JETTA FRASER / TOLEDO BLADE Enlarge
Just before 2 a.m. on Oct. 21, Noel Papenfuse was driving with a car full of friends when he collided with a pickup that backed into the street in front of him, a Lucas County Common Pleas Court jury was told Tuesday.
Now the jury must decide whether the crash that killed the three young men in Mr. Papenfuse’s vehicle was the result of his reckless act.
A jury of seven women and five men will hear closing arguments Wednesday before beginning deliberations in Mr. Papenfuse’s aggravated vehicular homicide trial. The 22-year-old Toledo man is charged with three counts of aggravated vehicular homicide for the deaths of his three friends during the crash.
If convicted, he faces up to 15 years in jail.
During opening statements, Assistant County Prosecutor Jeff Lingo recounted what officers encountered when they arrived on scene in the 5400 block of North Detroit Avenue. A car driven by Mr. Papenfuse and a pickup driven by 68-year-old Paul Never collided with such force that the truck was forced up on its side and the crushed car spun dozens of feet, Mr. Lingo said.
Killed in the crash were Toledo cousins Bryan Richardson, Jr., 20, and Bradley Richardson, Jr., 21, as well as their friend Noah McFadden, 23, of Sylvania, all passengers in Mr. Papenfuse’s car.
Mr. Lingo said that accident investigators determined that Mr. Papenfuse was driving 79 mph in a 45-mph zone before he slammed on the brakes. When the impact occurred, he added, the car was traveling at 63 mph.
It was Mr. Papenfuse’s speed at the time of the collision that the state believes constitutes recklessness, Mr. Lingo said.
“It was excessive speed, and with alcohol in his system, on a dark, wet night that caused the death of his three friends,” he said.
Attorney Jerry Phillips acknowledged during opening statements that Mr. Papenfuse was involved in the crash but asked jurors to question whether he was the cause. Calling it a “perfect storm of an accident,” Mr. Phillips pointed out that there were a number of factors involved.
Mr. Phillips told jurors that Never was in a black vehicle backing out into traffic and noted that Never failed to yield, or even stop, at the curb before backing out. He said that while Mr. Papenfuse may have had “bad judgment” in regards to speed, he was not reckless that night.
“Noel Papenfuse is with his friends … coming down his lane of travel with his lights on, yet Mr. Never begins to back, back, back into the southbound lane,” he said.
Jurors heard evidence from six state witnesses Tuesday, including two deputy Lucas County coroners who testified that each of the victims died of multiple blunt force trauma as a result of a crash. Jurors also viewed 52 photographs taken of the scene, depicting the crushed vehicles, lengthy skid marks, and point of collision.

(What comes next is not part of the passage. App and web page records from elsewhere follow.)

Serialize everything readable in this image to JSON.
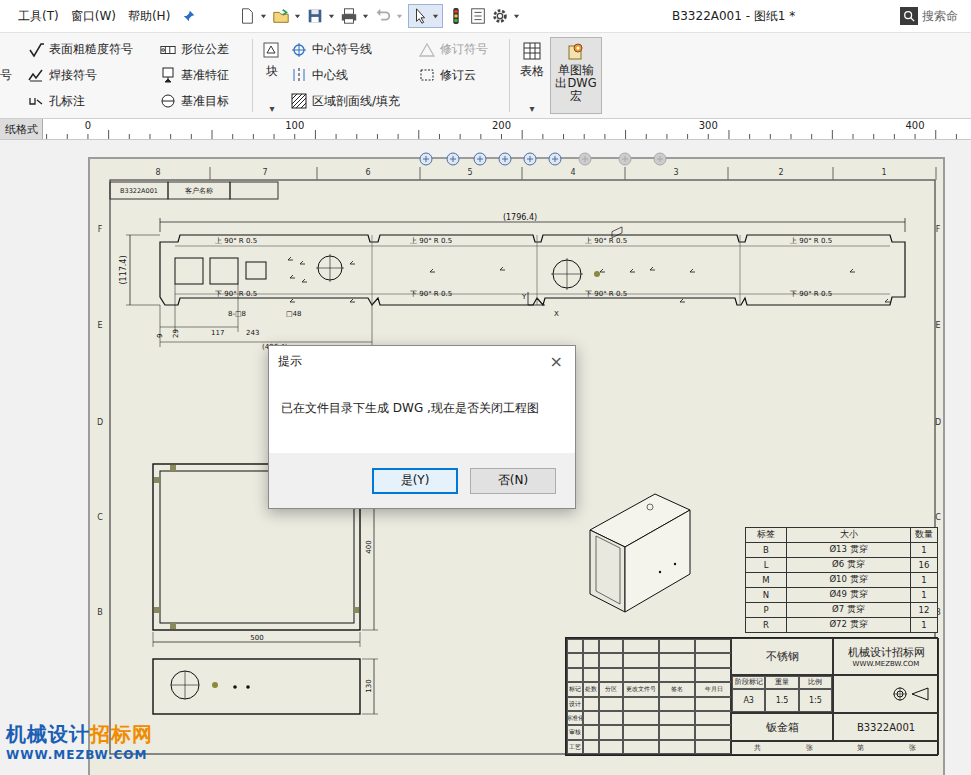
{
  "menubar": {
    "menus": [
      {
        "label": "工具(T)"
      },
      {
        "label": "窗口(W)"
      },
      {
        "label": "帮助(H)"
      }
    ],
    "title": "B3322A001 - 图纸1 *",
    "search": {
      "placeholder": "搜索命"
    }
  },
  "ribbon": {
    "cut_label": "号",
    "annotations": [
      {
        "label": "表面粗糙度符号",
        "disabled": false
      },
      {
        "label": "焊接符号",
        "disabled": false
      },
      {
        "label": "孔标注",
        "disabled": false
      }
    ],
    "tolerances": [
      {
        "label": "形位公差",
        "disabled": false
      },
      {
        "label": "基准特征",
        "disabled": false
      },
      {
        "label": "基准目标",
        "disabled": false
      }
    ],
    "block": {
      "label": "块",
      "dropdown": "▾"
    },
    "centers": [
      {
        "label": "中心符号线",
        "disabled": false
      },
      {
        "label": "中心线",
        "disabled": false
      },
      {
        "label": "区域剖面线/填充",
        "disabled": false
      }
    ],
    "revisions": [
      {
        "label": "修订符号",
        "disabled": true
      },
      {
        "label": "修订云",
        "disabled": false
      }
    ],
    "table": {
      "label": "表格",
      "dropdown": "▾"
    },
    "macro": {
      "label": "单图输出DWG宏",
      "selected": true
    }
  },
  "ruler": {
    "tab": "纸格式",
    "ticks": [
      "0",
      "100",
      "200",
      "300",
      "400"
    ]
  },
  "sheet": {
    "zones": {
      "top": [
        "8",
        "7",
        "6",
        "5",
        "4",
        "3",
        "2",
        "1"
      ],
      "left": [
        "F",
        "E",
        "D",
        "C",
        "B"
      ]
    },
    "header_cells": [
      "B3322A001",
      "客户名称"
    ],
    "flat_pattern": {
      "overall": "(1796.4)",
      "height": "(117.4)",
      "bend_up": [
        "上 90° R 0.5",
        "上 90° R 0.5",
        "上 90° R 0.5",
        "上 90° R 0.5"
      ],
      "bend_down": [
        "下 90° R 0.5",
        "下 90° R 0.5",
        "下 90° R 0.5",
        "下 90° R 0.5"
      ],
      "dims": [
        "9",
        "29",
        "117",
        "243",
        "8-□8",
        "□48",
        "(496.4)"
      ],
      "axis": [
        "Y",
        "X"
      ]
    },
    "front_view": {
      "width": "500",
      "height": "400"
    },
    "bottom_view": {
      "height": "130"
    },
    "hole_table": {
      "columns": [
        "标签",
        "大小",
        "数量"
      ],
      "rows": [
        [
          "B",
          "Ø13 贯穿",
          "1"
        ],
        [
          "L",
          "Ø6 贯穿",
          "16"
        ],
        [
          "M",
          "Ø10 贯穿",
          "1"
        ],
        [
          "N",
          "Ø49 贯穿",
          "1"
        ],
        [
          "P",
          "Ø7 贯穿",
          "12"
        ],
        [
          "R",
          "Ø72 贯穿",
          "1"
        ]
      ]
    },
    "title_block": {
      "material": "不锈钢",
      "company": "机械设计招标网",
      "url": "WWW.MEZBW.COM",
      "part_name": "钣金箱",
      "drawing_no": "B3322A001",
      "labels": [
        "标记",
        "处数",
        "分区",
        "更改文件号",
        "签名",
        "年月日"
      ],
      "roles": [
        "设计",
        "标准化",
        "审核",
        "工艺"
      ],
      "stage_header": [
        "阶段标记",
        "重量",
        "比例"
      ],
      "stage_values": [
        "A3",
        "1.5",
        "1:5"
      ],
      "footer": [
        "共",
        "张",
        "第",
        "张"
      ]
    }
  },
  "dialog": {
    "title": "提示",
    "close": "×",
    "message": "已在文件目录下生成 DWG ,现在是否关闭工程图",
    "buttons": [
      {
        "label": "是(Y)",
        "focused": true
      },
      {
        "label": "否(N)",
        "focused": false
      }
    ]
  },
  "watermark": {
    "brand": "机械设计",
    "brand_accent": "招标网",
    "url": "WWW.MEZBW.COM"
  }
}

Officer Dennis Cole, an accident reconstruction expert, testified about various measurements and formulas used to calculate speeds and positioning of vehicles. He testified that had Mr. Papenfuse begun braking at the same point but had been going the speed limit, there would have been “almost no collision” or if the vehicles had collided, they would have hit at 1 or 2 mph.

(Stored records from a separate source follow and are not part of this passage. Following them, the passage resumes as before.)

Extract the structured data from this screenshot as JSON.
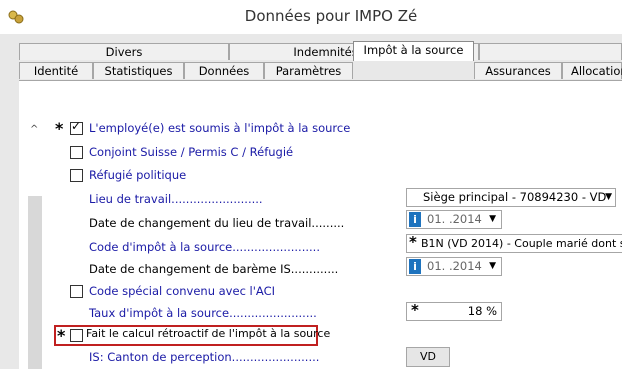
{
  "window": {
    "title": "Données pour IMPO Zé"
  },
  "tabs_row1": [
    {
      "label": "Divers"
    },
    {
      "label": "Indemnités spéciales"
    },
    {
      "label": ""
    }
  ],
  "tabs_row2": [
    {
      "label": "Identité"
    },
    {
      "label": "Statistiques"
    },
    {
      "label": "Données"
    },
    {
      "label": "Paramètres"
    },
    {
      "label": "Impôt à la source"
    },
    {
      "label": "Assurances"
    },
    {
      "label": "Allocation"
    }
  ],
  "form": {
    "soumis": {
      "label": "L'employé(e) est soumis à l'impôt à la source",
      "checked": true,
      "required_mark": "*"
    },
    "conjoint": {
      "label": "Conjoint Suisse / Permis C / Réfugié",
      "checked": false
    },
    "refugie": {
      "label": "Réfugié politique",
      "checked": false
    },
    "lieu_travail": {
      "label": "Lieu de travail.........................",
      "value": "Siège principal - 70894230 - VD"
    },
    "date_lieu": {
      "label": "Date de changement du lieu de travail.........",
      "value": "01.    .2014"
    },
    "code_impot": {
      "label": "Code d'impôt à la source........................",
      "value": "B1N (VD 2014) - Couple marié dont seul",
      "required_mark": "*"
    },
    "date_bareme": {
      "label": "Date de changement de barème IS.............",
      "value": "01.    .2014"
    },
    "code_special": {
      "label": "Code spécial convenu avec l'ACI",
      "checked": false
    },
    "taux": {
      "label": "Taux d'impôt à la source........................",
      "value": "18 %",
      "required_mark": "*"
    },
    "retro": {
      "label": "Fait le calcul rétroactif de l'impôt à la source",
      "checked": false,
      "required_mark": "*"
    },
    "canton": {
      "label": "IS: Canton de perception........................",
      "value": "VD"
    }
  },
  "icons": {
    "info": "i",
    "dropdown": "▼",
    "collapse": "^"
  }
}
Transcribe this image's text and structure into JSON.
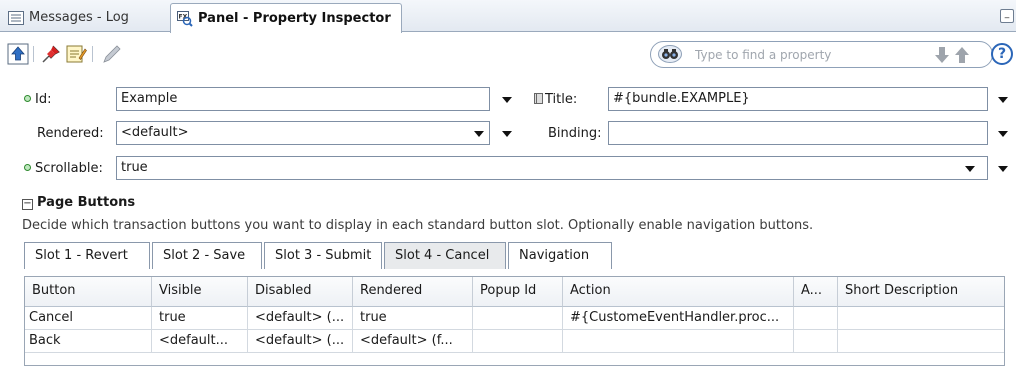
{
  "tabs": {
    "log_label": "Messages - Log",
    "inspector_label": "Panel - Property Inspector"
  },
  "toolbar": {
    "icons": [
      "up-navigate-icon",
      "pin-icon",
      "edit-properties-icon",
      "pencil-icon"
    ],
    "search_placeholder": "Type to find a property"
  },
  "form": {
    "id_label": "Id:",
    "id_value": "Example",
    "title_label": "Title:",
    "title_value": "#{bundle.EXAMPLE}",
    "rendered_label": "Rendered:",
    "rendered_value": "<default>",
    "binding_label": "Binding:",
    "binding_value": "",
    "scrollable_label": "Scrollable:",
    "scrollable_value": "true"
  },
  "section": {
    "title": "Page Buttons",
    "description": "Decide which transaction buttons you want to display in each standard button slot. Optionally enable navigation buttons."
  },
  "slot_tabs": [
    "Slot 1 - Revert",
    "Slot 2 - Save",
    "Slot 3 - Submit",
    "Slot 4 - Cancel",
    "Navigation"
  ],
  "active_slot_tab": "Slot 4 - Cancel",
  "table": {
    "columns": [
      "Button",
      "Visible",
      "Disabled",
      "Rendered",
      "Popup Id",
      "Action",
      "A...",
      "Short Description"
    ],
    "rows": [
      [
        "Cancel",
        "true",
        "<default> (...",
        "true",
        "",
        "#{CustomeEventHandler.proc...",
        "",
        ""
      ],
      [
        "Back",
        "<default...",
        "<default> (...",
        "<default> (f...",
        "",
        "",
        "",
        ""
      ]
    ]
  },
  "colors": {
    "accent": "#2b66b8",
    "tab_border": "#9aa9bc",
    "active_tab_bg": "#e8eaec"
  }
}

Officer Cole also testified when questioned by the defense that Never violated several traffic laws, including failing to yield right-of-way, backing into the wrong way of travel, and driving under the influence.
Never’s blood alcohol level at the time of the crash was 0.13 percent, the officer testified. In Ohio, drivers are considered under the influence of alcohol if they have a blood alcohol content of 0.08 percent or higher.

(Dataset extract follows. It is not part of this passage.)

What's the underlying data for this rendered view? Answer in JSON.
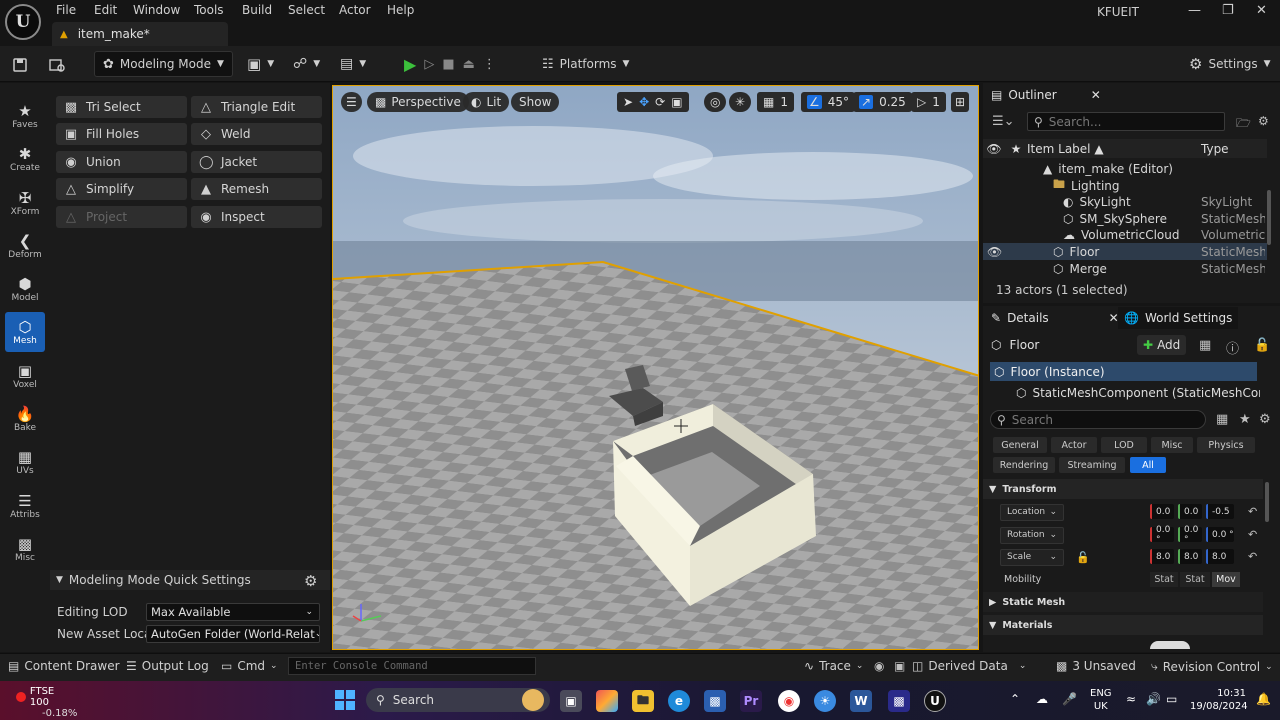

Officer Sydney P. Lark testified that an upset Mr. Papenfuse told him while at the hospital on the night of the crash that he had been the designated driver. He further testified that Mr. Papenfuse admitted drinking “two beers and a Long Island Ice Tea.”
The officer acknowledged when questioned by Mr. Phillips that although he recalls noticing glassy eyes and slurred speech, he did not document the observations. He said that Mr. Papenfuse was not charged with driving under the influence.
Mr. Papenfuse was not asked to conduct any field sobriety tests because of his injuries, the officer testified.
According to court records, Never of Ottawa Lake, Mich., pleaded guilty July 19 to three counts of aggravated vehicular homicide for his role in the crash. He faces up to 15 years in prison when sentenced Monday.
The trial, over which Judge Stacy Cook is presiding, will resume Wednesday with any defense witnesses and closing arguments.
Contact Erica Blake at: firstname.lastname@example.org or 419-213-2134.